● EXERCISE DESCRIPTION: Count how many lines in the data hold the word "structure", and give that number alone.

[Data items]
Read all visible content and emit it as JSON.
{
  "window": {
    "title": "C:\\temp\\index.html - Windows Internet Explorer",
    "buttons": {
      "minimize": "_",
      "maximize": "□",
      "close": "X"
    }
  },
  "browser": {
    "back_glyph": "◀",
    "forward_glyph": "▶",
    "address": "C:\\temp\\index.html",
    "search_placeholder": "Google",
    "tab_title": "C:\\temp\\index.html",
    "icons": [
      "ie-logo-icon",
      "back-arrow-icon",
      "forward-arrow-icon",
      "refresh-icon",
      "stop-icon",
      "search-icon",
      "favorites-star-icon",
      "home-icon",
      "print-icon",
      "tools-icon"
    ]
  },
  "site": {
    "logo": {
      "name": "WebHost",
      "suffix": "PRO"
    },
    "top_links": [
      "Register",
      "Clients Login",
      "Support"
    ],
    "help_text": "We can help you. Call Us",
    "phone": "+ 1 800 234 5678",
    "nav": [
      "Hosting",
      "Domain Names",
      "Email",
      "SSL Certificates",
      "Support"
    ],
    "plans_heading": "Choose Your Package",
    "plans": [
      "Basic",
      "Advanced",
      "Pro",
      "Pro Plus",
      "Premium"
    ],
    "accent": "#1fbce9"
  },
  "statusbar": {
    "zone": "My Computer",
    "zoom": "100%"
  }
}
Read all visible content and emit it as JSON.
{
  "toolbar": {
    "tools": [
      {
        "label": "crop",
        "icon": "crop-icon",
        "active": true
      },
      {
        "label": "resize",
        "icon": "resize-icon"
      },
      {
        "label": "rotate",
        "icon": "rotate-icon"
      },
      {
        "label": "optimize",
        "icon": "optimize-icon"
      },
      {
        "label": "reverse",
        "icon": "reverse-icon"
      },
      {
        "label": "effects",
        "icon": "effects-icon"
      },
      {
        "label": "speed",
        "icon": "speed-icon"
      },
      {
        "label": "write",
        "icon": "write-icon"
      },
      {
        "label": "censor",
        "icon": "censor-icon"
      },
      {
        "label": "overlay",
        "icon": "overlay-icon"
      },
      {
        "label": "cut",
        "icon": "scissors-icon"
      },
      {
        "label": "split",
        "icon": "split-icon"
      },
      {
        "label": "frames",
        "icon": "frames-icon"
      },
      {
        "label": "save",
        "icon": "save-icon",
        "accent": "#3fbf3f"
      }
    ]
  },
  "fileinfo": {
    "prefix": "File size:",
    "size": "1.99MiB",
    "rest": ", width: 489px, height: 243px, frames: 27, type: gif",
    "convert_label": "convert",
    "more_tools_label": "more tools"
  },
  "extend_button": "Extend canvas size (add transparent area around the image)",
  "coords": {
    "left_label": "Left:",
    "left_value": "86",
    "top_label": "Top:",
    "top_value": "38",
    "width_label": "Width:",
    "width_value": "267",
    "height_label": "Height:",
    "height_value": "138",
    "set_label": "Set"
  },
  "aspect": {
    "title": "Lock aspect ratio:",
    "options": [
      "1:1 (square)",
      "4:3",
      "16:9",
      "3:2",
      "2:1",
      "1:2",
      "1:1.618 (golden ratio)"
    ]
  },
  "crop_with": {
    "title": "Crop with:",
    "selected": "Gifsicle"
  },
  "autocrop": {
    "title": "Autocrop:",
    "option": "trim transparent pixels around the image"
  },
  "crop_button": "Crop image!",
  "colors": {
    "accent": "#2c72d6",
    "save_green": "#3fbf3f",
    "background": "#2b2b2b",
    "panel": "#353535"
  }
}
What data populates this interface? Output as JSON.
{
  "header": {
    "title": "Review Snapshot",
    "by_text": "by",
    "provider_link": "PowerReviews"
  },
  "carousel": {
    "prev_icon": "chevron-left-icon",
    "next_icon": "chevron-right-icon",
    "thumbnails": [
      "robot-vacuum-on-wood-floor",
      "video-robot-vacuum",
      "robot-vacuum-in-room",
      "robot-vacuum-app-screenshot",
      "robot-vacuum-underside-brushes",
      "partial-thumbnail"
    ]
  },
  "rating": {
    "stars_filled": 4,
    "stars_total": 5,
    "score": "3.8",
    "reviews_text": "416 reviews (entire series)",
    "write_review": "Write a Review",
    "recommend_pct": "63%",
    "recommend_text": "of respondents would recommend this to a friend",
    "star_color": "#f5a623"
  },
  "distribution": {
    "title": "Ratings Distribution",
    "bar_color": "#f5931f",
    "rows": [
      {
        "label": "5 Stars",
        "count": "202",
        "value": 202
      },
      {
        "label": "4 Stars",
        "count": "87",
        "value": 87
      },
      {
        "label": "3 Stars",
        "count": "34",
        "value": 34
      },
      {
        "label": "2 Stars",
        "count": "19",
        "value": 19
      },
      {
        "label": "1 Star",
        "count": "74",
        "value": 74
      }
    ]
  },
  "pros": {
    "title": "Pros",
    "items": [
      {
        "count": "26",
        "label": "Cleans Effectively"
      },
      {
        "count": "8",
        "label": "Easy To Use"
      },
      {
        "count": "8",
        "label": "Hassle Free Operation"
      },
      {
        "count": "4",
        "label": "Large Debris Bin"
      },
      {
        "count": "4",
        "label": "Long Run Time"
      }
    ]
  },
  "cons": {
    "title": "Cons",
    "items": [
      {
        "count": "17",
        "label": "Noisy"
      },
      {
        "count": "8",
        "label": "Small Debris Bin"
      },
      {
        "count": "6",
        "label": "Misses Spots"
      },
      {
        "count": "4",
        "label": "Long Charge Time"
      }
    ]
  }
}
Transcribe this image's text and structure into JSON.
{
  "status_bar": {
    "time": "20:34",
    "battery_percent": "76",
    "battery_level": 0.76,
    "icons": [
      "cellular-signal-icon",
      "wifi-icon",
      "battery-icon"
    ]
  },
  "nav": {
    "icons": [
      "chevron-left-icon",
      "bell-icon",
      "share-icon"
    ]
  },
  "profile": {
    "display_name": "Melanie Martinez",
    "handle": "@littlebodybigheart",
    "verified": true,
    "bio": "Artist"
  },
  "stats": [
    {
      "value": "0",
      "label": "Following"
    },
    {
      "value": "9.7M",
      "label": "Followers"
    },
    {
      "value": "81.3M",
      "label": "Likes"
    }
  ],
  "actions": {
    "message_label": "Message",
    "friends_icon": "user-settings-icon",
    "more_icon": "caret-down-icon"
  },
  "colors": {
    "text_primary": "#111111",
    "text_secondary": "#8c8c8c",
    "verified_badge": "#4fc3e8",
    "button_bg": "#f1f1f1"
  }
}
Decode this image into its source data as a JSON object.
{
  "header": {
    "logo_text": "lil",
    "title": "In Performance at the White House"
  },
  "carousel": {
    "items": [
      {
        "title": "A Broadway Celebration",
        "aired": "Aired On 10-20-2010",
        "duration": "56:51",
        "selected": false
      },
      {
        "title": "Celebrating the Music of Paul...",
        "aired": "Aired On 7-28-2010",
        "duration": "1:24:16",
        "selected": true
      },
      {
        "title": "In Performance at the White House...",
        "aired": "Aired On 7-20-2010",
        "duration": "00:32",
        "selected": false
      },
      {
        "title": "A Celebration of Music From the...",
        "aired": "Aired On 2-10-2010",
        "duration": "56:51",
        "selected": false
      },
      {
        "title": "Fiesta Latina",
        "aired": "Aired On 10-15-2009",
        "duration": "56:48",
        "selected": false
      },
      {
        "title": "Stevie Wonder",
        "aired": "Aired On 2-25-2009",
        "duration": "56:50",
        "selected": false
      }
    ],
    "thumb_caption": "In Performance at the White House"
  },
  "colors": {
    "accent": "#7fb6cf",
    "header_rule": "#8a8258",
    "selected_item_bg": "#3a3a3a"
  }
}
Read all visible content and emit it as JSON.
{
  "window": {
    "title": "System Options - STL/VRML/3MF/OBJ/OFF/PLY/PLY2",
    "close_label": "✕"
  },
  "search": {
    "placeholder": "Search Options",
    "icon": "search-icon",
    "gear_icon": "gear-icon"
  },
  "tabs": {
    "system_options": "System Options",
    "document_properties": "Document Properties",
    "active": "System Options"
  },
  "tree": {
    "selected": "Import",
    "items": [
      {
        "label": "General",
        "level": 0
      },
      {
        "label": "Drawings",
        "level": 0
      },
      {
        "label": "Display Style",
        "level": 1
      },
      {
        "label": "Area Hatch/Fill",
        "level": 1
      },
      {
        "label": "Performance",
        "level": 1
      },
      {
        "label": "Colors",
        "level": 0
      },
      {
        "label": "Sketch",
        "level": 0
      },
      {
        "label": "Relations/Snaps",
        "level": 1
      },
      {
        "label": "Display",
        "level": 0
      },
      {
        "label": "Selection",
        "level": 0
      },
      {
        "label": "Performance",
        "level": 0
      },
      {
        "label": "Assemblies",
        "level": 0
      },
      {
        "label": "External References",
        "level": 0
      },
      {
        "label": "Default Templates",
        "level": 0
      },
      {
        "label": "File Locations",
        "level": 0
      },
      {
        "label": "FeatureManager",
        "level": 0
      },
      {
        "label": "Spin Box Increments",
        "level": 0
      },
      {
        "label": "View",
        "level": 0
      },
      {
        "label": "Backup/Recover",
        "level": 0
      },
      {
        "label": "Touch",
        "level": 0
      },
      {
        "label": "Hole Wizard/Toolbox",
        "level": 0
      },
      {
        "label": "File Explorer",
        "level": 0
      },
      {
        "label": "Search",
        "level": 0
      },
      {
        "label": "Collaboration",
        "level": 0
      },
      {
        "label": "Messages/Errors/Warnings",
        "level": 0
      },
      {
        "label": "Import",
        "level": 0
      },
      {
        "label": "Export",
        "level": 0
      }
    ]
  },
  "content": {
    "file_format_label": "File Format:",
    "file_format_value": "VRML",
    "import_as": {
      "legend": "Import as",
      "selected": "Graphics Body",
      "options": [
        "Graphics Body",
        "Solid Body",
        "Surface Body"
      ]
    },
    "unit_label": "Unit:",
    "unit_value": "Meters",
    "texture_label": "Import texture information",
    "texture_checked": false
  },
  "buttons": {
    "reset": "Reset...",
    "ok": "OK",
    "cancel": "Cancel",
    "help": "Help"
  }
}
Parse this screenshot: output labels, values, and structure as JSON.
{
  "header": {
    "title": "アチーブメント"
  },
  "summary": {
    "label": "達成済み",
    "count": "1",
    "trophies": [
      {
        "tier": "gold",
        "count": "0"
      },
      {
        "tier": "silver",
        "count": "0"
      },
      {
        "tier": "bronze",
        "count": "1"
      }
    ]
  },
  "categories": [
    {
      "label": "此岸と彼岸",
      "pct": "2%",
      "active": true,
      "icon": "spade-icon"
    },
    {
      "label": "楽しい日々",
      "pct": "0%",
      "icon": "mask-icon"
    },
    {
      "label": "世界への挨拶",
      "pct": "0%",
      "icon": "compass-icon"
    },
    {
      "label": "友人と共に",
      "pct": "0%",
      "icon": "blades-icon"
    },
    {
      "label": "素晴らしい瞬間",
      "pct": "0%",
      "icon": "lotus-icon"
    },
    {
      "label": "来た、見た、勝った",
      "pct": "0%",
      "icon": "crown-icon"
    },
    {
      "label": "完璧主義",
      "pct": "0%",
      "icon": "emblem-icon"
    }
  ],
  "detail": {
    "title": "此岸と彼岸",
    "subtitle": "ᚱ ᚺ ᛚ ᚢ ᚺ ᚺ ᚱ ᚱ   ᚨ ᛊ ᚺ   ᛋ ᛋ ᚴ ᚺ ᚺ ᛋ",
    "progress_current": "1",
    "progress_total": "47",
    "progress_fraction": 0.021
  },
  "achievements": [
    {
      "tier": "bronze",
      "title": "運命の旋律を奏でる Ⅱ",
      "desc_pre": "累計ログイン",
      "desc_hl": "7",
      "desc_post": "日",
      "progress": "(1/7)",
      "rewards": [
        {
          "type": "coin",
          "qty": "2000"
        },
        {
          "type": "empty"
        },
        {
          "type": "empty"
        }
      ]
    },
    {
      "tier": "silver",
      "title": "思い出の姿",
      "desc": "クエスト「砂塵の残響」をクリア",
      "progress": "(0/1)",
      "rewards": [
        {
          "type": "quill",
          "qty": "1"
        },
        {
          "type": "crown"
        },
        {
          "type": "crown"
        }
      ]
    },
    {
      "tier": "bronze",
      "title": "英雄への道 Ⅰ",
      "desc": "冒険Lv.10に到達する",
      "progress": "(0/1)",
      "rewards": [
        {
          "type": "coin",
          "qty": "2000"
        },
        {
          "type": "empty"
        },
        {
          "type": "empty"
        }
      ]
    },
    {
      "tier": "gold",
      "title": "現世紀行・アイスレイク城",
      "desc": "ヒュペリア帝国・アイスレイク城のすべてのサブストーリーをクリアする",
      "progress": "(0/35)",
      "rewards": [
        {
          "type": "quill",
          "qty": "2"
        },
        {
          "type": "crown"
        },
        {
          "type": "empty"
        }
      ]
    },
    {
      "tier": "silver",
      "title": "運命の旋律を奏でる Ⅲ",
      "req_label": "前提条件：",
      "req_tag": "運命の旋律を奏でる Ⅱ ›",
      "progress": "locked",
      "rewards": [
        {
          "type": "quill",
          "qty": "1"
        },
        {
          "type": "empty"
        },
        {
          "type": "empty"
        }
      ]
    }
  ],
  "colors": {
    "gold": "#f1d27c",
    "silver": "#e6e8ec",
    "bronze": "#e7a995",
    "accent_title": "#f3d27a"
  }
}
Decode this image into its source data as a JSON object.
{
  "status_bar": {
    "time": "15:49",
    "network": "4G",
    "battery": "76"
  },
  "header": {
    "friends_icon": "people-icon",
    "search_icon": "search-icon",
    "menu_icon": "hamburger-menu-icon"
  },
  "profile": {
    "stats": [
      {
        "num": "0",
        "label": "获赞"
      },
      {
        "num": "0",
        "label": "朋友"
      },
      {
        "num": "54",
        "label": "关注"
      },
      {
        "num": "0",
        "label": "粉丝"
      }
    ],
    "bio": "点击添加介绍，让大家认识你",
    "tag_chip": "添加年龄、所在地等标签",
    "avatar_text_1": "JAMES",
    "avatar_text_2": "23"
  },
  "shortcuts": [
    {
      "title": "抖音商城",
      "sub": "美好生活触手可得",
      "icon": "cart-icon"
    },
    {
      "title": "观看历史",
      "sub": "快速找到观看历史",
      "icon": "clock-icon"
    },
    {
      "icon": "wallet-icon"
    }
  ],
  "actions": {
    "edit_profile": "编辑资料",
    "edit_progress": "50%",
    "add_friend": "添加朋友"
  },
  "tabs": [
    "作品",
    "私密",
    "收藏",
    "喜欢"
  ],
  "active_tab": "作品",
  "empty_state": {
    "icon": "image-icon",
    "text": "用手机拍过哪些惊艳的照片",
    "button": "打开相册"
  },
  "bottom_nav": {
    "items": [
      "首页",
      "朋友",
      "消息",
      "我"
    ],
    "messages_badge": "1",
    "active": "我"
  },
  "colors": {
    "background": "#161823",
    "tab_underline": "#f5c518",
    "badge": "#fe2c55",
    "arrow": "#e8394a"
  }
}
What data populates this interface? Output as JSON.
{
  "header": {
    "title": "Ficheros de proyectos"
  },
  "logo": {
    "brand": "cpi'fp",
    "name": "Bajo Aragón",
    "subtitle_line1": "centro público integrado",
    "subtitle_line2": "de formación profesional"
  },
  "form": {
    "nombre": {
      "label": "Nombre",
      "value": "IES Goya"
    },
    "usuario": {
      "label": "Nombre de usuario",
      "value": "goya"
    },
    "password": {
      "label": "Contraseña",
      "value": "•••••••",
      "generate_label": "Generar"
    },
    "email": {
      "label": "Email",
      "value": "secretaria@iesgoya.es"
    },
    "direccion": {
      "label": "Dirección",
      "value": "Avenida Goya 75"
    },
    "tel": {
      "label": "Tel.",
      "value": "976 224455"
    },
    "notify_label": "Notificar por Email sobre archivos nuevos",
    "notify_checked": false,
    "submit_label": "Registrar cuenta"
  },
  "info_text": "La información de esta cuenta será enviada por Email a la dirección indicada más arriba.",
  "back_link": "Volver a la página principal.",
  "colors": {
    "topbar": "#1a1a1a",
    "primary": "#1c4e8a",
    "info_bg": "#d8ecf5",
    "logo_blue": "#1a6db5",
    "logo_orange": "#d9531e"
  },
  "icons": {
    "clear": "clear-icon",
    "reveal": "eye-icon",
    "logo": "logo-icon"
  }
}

● OUTPUT: 2